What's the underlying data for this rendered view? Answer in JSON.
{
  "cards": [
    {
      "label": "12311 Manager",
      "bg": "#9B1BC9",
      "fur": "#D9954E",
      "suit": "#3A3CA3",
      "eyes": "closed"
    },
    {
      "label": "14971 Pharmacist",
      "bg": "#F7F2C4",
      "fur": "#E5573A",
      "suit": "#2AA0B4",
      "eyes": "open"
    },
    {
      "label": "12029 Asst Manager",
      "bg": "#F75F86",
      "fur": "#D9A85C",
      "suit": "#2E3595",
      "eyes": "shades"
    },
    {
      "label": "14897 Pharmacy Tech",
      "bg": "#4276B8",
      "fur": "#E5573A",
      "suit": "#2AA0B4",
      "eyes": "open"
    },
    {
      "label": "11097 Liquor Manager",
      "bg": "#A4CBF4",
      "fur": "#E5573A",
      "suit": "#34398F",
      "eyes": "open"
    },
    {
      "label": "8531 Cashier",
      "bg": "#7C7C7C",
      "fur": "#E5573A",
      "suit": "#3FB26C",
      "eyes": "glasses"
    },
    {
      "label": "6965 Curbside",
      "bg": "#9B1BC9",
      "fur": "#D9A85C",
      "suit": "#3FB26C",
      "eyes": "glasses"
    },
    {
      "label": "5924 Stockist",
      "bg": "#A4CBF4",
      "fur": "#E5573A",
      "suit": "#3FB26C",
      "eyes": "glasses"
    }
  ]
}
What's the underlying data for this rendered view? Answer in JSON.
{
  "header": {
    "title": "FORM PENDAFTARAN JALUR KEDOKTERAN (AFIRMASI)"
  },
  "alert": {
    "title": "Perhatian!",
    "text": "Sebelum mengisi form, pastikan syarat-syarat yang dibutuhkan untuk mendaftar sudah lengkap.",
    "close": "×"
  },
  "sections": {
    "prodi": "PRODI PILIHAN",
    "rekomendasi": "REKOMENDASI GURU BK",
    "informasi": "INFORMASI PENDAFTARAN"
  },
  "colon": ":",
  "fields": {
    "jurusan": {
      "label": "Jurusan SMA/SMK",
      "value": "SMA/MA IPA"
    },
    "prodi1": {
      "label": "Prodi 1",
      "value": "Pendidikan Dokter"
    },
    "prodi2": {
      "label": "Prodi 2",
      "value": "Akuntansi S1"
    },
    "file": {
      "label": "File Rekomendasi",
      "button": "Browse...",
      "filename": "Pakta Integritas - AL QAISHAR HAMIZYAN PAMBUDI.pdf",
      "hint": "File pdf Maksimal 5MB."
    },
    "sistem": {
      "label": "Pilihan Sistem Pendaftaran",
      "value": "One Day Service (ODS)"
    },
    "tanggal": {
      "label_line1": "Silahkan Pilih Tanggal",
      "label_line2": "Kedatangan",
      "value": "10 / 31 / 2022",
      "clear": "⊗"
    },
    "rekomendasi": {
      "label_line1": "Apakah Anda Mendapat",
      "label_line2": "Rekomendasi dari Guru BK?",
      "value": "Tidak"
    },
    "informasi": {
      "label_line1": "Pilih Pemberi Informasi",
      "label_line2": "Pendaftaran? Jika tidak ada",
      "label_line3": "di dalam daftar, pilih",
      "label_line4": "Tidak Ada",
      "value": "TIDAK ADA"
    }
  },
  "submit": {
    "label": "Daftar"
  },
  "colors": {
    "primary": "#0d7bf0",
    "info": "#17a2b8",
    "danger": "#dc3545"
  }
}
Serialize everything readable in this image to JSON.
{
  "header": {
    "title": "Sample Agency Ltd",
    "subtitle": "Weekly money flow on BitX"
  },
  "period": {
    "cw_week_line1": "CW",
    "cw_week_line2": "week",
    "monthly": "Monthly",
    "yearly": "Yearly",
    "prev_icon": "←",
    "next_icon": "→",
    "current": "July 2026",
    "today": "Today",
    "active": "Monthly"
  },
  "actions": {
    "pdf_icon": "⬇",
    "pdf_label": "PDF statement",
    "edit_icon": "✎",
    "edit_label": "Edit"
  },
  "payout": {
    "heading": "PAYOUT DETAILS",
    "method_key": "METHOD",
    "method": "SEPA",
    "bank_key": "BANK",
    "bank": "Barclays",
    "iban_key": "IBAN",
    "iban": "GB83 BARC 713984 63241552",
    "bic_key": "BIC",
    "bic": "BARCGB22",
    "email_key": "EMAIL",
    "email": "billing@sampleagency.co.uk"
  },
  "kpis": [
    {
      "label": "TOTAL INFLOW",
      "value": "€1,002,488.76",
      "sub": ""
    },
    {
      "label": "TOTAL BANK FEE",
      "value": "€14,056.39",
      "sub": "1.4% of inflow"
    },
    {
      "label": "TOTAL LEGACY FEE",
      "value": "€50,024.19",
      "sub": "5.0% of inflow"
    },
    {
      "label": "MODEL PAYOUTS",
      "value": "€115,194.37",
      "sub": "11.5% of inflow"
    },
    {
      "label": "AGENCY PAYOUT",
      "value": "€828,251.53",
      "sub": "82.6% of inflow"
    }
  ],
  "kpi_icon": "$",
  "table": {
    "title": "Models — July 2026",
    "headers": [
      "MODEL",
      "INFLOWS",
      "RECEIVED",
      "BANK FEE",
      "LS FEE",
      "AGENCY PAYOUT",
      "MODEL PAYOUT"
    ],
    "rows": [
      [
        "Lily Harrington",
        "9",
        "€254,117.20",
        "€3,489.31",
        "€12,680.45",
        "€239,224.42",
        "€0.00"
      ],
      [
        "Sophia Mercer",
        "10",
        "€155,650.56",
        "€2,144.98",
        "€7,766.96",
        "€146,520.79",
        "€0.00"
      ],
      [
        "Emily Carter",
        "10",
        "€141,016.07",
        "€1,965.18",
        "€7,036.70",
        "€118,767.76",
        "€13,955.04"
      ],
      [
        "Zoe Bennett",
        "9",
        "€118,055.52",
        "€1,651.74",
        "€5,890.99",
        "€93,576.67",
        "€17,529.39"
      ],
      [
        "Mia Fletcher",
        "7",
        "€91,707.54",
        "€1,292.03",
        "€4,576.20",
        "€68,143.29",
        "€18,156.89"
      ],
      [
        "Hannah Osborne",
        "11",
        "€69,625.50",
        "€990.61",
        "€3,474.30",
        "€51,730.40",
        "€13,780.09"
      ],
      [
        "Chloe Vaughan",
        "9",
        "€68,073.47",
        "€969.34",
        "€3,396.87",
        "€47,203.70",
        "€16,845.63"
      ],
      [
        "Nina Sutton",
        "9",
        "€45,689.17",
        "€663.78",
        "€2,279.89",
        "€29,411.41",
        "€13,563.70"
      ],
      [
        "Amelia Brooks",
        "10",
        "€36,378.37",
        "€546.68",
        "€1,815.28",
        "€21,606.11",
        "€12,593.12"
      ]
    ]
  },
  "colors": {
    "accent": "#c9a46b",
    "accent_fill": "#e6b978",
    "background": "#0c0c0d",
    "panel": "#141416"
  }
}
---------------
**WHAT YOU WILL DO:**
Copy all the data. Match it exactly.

**SOLUTION FOR THIS EXERCISE:**
What's the underlying data for this rendered view? Answer in JSON.
{
  "cards": [
    {
      "label": "12311 Manager",
      "bg": "#9B1BC9",
      "fur": "#D9954E",
      "suit": "#3A3CA3",
      "eyes": "closed"
    },
    {
      "label": "14971 Pharmacist",
      "bg": "#F7F2C4",
      "fur": "#E5573A",
      "suit": "#2AA0B4",
      "eyes": "open"
    },
    {
      "label": "12029 Asst Manager",
      "bg": "#F75F86",
      "fur": "#D9A85C",
      "suit": "#2E3595",
      "eyes": "shades"
    },
    {
      "label": "14897 Pharmacy Tech",
      "bg": "#4276B8",
      "fur": "#E5573A",
      "suit": "#2AA0B4",
      "eyes": "open"
    },
    {
      "label": "11097 Liquor Manager",
      "bg": "#A4CBF4",
      "fur": "#E5573A",
      "suit": "#34398F",
      "eyes": "open"
    },
    {
      "label": "8531 Cashier",
      "bg": "#7C7C7C",
      "fur": "#E5573A",
      "suit": "#3FB26C",
      "eyes": "glasses"
    },
    {
      "label": "6965 Curbside",
      "bg": "#9B1BC9",
      "fur": "#D9A85C",
      "suit": "#3FB26C",
      "eyes": "glasses"
    },
    {
      "label": "5924 Stockist",
      "bg": "#A4CBF4",
      "fur": "#E5573A",
      "suit": "#3FB26C",
      "eyes": "glasses"
    }
  ]
}
What's the underlying data for this rendered view? Answer in JSON.
{
  "header": {
    "title": "FORM PENDAFTARAN JALUR KEDOKTERAN (AFIRMASI)"
  },
  "alert": {
    "title": "Perhatian!",
    "text": "Sebelum mengisi form, pastikan syarat-syarat yang dibutuhkan untuk mendaftar sudah lengkap.",
    "close": "×"
  },
  "sections": {
    "prodi": "PRODI PILIHAN",
    "rekomendasi": "REKOMENDASI GURU BK",
    "informasi": "INFORMASI PENDAFTARAN"
  },
  "colon": ":",
  "fields": {
    "jurusan": {
      "label": "Jurusan SMA/SMK",
      "value": "SMA/MA IPA"
    },
    "prodi1": {
      "label": "Prodi 1",
      "value": "Pendidikan Dokter"
    },
    "prodi2": {
      "label": "Prodi 2",
      "value": "Akuntansi S1"
    },
    "file": {
      "label": "File Rekomendasi",
      "button": "Browse...",
      "filename": "Pakta Integritas - AL QAISHAR HAMIZYAN PAMBUDI.pdf",
      "hint": "File pdf Maksimal 5MB."
    },
    "sistem": {
      "label": "Pilihan Sistem Pendaftaran",
      "value": "One Day Service (ODS)"
    },
    "tanggal": {
      "label_line1": "Silahkan Pilih Tanggal",
      "label_line2": "Kedatangan",
      "value": "10 / 31 / 2022",
      "clear": "⊗"
    },
    "rekomendasi": {
      "label_line1": "Apakah Anda Mendapat",
      "label_line2": "Rekomendasi dari Guru BK?",
      "value": "Tidak"
    },
    "informasi": {
      "label_line1": "Pilih Pemberi Informasi",
      "label_line2": "Pendaftaran? Jika tidak ada",
      "label_line3": "di dalam daftar, pilih",
      "label_line4": "Tidak Ada",
      "value": "TIDAK ADA"
    }
  },
  "submit": {
    "label": "Daftar"
  },
  "colors": {
    "primary": "#0d7bf0",
    "info": "#17a2b8",
    "danger": "#dc3545"
  }
}
Serialize everything readable in this image to JSON.
{
  "header": {
    "title": "Sample Agency Ltd",
    "subtitle": "Weekly money flow on BitX"
  },
  "period": {
    "cw_week_line1": "CW",
    "cw_week_line2": "week",
    "monthly": "Monthly",
    "yearly": "Yearly",
    "prev_icon": "←",
    "next_icon": "→",
    "current": "July 2026",
    "today": "Today",
    "active": "Monthly"
  },
  "actions": {
    "pdf_icon": "⬇",
    "pdf_label": "PDF statement",
    "edit_icon": "✎",
    "edit_label": "Edit"
  },
  "payout": {
    "heading": "PAYOUT DETAILS",
    "method_key": "METHOD",
    "method": "SEPA",
    "bank_key": "BANK",
    "bank": "Barclays",
    "iban_key": "IBAN",
    "iban": "GB83 BARC 713984 63241552",
    "bic_key": "BIC",
    "bic": "BARCGB22",
    "email_key": "EMAIL",
    "email": "billing@sampleagency.co.uk"
  },
  "kpis": [
    {
      "label": "TOTAL INFLOW",
      "value": "€1,002,488.76",
      "sub": ""
    },
    {
      "label": "TOTAL BANK FEE",
      "value": "€14,056.39",
      "sub": "1.4% of inflow"
    },
    {
      "label": "TOTAL LEGACY FEE",
      "value": "€50,024.19",
      "sub": "5.0% of inflow"
    },
    {
      "label": "MODEL PAYOUTS",
      "value": "€115,194.37",
      "sub": "11.5% of inflow"
    },
    {
      "label": "AGENCY PAYOUT",
      "value": "€828,251.53",
      "sub": "82.6% of inflow"
    }
  ],
  "kpi_icon": "$",
  "table": {
    "title": "Models — July 2026",
    "headers": [
      "MODEL",
      "INFLOWS",
      "RECEIVED",
      "BANK FEE",
      "LS FEE",
      "AGENCY PAYOUT",
      "MODEL PAYOUT"
    ],
    "rows": [
      [
        "Lily Harrington",
        "9",
        "€254,117.20",
        "€3,489.31",
        "€12,680.45",
        "€239,224.42",
        "€0.00"
      ],
      [
        "Sophia Mercer",
        "10",
        "€155,650.56",
        "€2,144.98",
        "€7,766.96",
        "€146,520.79",
        "€0.00"
      ],
      [
        "Emily Carter",
        "10",
        "€141,016.07",
        "€1,965.18",
        "€7,036.70",
        "€118,767.76",
        "€13,955.04"
      ],
      [
        "Zoe Bennett",
        "9",
        "€118,055.52",
        "€1,651.74",
        "€5,890.99",
        "€93,576.67",
        "€17,529.39"
      ],
      [
        "Mia Fletcher",
        "7",
        "€91,707.54",
        "€1,292.03",
        "€4,576.20",
        "€68,143.29",
        "€18,156.89"
      ],
      [
        "Hannah Osborne",
        "11",
        "€69,625.50",
        "€990.61",
        "€3,474.30",
        "€51,730.40",
        "€13,780.09"
      ],
      [
        "Chloe Vaughan",
        "9",
        "€68,073.47",
        "€969.34",
        "€3,396.87",
        "€47,203.70",
        "€16,845.63"
      ],
      [
        "Nina Sutton",
        "9",
        "€45,689.17",
        "€663.78",
        "€2,279.89",
        "€29,411.41",
        "€13,563.70"
      ],
      [
        "Amelia Brooks",
        "10",
        "€36,378.37",
        "€546.68",
        "€1,815.28",
        "€21,606.11",
        "€12,593.12"
      ]
    ]
  },
  "colors": {
    "accent": "#c9a46b",
    "accent_fill": "#e6b978",
    "background": "#0c0c0d",
    "panel": "#141416"
  }
}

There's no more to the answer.